In a GP, each partner handles expenses and liabilities and they share the management duties.
A general written agreement drafted by a business lawyer is often enough for a partnership. These are also known as a partnership agreement.


2. Limited Partnership

A Limited Partnership (LP) involves one or more of the owners gaining more responsibility. The other partner (or partners) wishes to have limited involvement.
An example is two people want to start a business. The two share in the financial and workload responsibilities equally. They have a third partner who is a financial investor only.
A LP can assure that a partner’s potential for loss cannot exceed the extent of their investment. It can also establish that they are not involved in the day-to-day operation.
As with a GP, a partnership agreement is suggested when forming a LP. The agreement contains details on each partner’s physical and financial responsibilities.

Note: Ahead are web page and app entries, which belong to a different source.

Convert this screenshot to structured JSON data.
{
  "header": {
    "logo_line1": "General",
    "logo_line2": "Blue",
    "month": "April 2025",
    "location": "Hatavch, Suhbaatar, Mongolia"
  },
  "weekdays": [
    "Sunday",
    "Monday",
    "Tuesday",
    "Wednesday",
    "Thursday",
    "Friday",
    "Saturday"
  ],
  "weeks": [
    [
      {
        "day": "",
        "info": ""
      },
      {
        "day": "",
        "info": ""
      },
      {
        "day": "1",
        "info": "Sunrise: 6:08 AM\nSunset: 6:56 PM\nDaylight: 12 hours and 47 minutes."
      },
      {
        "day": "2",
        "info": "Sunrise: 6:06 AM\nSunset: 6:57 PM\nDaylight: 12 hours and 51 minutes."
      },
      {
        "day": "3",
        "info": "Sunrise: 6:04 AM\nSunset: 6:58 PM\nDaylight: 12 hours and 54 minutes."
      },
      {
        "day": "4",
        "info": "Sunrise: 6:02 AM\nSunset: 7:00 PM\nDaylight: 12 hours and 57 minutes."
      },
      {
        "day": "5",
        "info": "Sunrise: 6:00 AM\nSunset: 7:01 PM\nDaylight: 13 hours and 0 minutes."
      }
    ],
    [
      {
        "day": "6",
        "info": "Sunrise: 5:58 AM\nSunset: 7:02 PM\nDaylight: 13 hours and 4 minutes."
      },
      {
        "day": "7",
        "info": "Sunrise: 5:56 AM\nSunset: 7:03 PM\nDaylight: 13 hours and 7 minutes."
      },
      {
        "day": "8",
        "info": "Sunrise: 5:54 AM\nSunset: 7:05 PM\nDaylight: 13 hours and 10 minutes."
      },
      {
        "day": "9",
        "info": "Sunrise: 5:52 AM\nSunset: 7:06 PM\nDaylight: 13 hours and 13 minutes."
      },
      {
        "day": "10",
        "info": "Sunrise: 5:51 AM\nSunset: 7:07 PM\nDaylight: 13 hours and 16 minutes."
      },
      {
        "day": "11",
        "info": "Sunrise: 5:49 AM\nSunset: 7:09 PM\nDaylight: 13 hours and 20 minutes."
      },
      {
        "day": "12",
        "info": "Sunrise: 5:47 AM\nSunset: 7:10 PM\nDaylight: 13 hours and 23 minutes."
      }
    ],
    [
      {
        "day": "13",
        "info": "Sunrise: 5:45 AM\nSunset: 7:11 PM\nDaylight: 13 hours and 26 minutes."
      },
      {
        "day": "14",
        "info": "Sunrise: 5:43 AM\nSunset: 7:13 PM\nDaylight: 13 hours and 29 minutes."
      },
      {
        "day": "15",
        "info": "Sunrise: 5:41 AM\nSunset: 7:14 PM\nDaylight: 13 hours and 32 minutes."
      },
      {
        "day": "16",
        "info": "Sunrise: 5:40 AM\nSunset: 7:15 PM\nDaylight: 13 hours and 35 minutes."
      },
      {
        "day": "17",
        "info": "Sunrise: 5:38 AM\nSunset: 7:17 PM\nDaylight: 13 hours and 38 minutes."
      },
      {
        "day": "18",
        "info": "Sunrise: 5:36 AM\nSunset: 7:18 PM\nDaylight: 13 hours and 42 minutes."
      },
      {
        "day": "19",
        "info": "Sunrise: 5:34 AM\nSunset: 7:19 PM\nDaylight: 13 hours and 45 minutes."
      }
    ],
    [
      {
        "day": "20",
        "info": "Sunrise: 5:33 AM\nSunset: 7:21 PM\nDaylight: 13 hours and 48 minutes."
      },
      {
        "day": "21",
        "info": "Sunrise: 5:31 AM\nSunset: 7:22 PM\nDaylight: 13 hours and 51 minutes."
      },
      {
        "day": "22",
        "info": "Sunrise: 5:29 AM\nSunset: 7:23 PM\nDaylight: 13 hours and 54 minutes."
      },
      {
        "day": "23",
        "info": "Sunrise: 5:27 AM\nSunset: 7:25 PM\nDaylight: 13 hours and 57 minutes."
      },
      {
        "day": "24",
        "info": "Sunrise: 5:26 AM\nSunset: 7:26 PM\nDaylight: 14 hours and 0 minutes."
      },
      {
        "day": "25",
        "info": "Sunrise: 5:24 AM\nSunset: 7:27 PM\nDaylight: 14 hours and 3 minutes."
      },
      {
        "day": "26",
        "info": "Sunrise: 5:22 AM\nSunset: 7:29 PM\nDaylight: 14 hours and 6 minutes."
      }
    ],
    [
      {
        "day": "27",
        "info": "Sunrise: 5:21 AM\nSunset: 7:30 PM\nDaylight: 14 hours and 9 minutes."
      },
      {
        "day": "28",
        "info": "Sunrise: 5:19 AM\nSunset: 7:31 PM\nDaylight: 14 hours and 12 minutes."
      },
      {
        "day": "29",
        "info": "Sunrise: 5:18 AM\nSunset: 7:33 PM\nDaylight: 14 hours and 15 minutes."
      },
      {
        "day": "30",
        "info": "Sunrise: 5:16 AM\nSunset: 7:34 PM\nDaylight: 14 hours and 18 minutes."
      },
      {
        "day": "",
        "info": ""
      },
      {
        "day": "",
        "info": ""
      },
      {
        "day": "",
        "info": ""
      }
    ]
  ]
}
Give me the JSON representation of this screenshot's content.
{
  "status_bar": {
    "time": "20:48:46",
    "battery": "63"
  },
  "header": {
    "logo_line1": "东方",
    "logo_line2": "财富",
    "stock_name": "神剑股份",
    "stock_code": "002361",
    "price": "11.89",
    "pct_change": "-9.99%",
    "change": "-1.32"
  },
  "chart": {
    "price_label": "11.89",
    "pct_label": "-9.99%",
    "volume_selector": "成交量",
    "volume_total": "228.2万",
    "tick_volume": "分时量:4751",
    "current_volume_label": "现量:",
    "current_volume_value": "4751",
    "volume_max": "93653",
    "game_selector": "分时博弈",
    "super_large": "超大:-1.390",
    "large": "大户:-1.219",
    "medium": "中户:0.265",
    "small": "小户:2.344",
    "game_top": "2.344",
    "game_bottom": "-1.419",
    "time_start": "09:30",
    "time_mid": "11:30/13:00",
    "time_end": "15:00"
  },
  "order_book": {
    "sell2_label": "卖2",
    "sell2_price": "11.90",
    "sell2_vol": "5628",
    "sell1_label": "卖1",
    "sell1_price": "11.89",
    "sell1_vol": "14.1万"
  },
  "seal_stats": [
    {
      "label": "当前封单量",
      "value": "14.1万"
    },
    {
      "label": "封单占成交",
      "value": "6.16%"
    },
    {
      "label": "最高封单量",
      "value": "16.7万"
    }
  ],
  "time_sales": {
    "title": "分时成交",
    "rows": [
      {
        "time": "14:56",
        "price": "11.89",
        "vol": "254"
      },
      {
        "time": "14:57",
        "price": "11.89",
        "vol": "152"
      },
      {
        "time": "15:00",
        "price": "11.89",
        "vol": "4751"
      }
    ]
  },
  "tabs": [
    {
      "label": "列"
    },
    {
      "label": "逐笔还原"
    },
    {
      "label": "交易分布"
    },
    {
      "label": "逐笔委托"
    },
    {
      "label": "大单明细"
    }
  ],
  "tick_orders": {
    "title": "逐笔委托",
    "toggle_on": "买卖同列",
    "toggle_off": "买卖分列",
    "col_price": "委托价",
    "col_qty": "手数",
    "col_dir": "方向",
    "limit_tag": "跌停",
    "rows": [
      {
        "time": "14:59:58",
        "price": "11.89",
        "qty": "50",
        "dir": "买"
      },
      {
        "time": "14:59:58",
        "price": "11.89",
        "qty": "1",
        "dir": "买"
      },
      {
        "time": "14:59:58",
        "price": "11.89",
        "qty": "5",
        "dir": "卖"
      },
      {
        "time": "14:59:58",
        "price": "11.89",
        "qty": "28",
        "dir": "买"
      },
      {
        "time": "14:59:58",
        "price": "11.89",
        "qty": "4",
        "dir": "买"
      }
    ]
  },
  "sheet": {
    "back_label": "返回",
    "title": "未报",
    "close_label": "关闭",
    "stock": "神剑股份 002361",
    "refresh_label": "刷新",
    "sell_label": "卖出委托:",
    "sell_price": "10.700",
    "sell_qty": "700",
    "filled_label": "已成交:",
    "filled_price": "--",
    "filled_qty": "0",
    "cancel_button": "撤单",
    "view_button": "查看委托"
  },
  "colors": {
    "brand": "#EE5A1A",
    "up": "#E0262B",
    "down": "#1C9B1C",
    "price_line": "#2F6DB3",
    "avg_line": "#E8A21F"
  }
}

3. Limited Liability Partnership

A Limited Liability Partnership (LLP) is like a GP in that all parties share power in the business.
Partners are generally not responsible if another partner acts negligently on behalf of the company.
A partnership agreement protects each partner from liability for the actions of another partner.


4. Limited Liability Limited Partnership

A Limited Liability Limited Partnership (LLLP) is a combination of a LP and a LLP. One or more owners may have more day-to-day responsibility and/or financial investment than others. A negligent act by one partner should not result in liability to other partners.

Because of the complex nature of this type of structure, an a agreement that is drafted by an experienced business lawyer is strongly recommended.

Tax Liability

Partnerships must file a separate tax return with the IRS regarding the income, expenses, gains, and losses of the firm.
The liability for taxes owed goes to the people listed on the agreement not the company.
If one partner fails to hold up their end of the financials, the remaining partners may be responsible for all financial obligations.
Different types of partnerships allow for partners to have varying levels of authority of their additions and liability. To protect each partner involved, a business law attorney will draft a partnership agreement.


Management Structure Requirements

Partners can solely manage and operate their business. No formal meetings are required. This can make management of partnerships easier.

If a business is growing at a rapid pace, a change from a partnership to a corporation can help. This will help owners better manage their workload. The help of qualified board members can aid in this effort as well.

What Else Should I Know About Partnerships?

There are other ways in which partnerships differ from incorporated businesses.

As you decide which type of legal entity is best for you, you may want to consider the following facts:

1. Unlike corporations or LLCs, partnerships are not considered separate legal entities. The partners are fully responsible for any financial or legal liabilities.

2. All partners are equally responsible for debts incurred by the business. LPs can let specified partners give up management duties for the sake of the business.

3. They must follow their specific state’s registration requirements. Contact our office for more information on Arizona’s requirements.

4. Partners create a name to file their business under.

Partnerships are easier to create and manage than corporations or even LLCs. There are still important decisions that partners must make before outlining their agreement.

How do I Know if a Partnership is the Right Choice Me?

A partnership can be a good choice for a firm that is smaller and intends to stay that way for a few years but operated by more than one person.
It may not be a good fit for a business that is growing or needs the aid of a board of directors.
They do allow for more flexibility in establishing company rules and regulations. Yet, a corporation does help limit the owners’ personal responsibility for business debts and taxes.
There are many reasons why establishing a partnership could be beneficial for you and your partners.
Having a helping hand to walk you through the various avenues of business designation can save you a lot of work, time and money.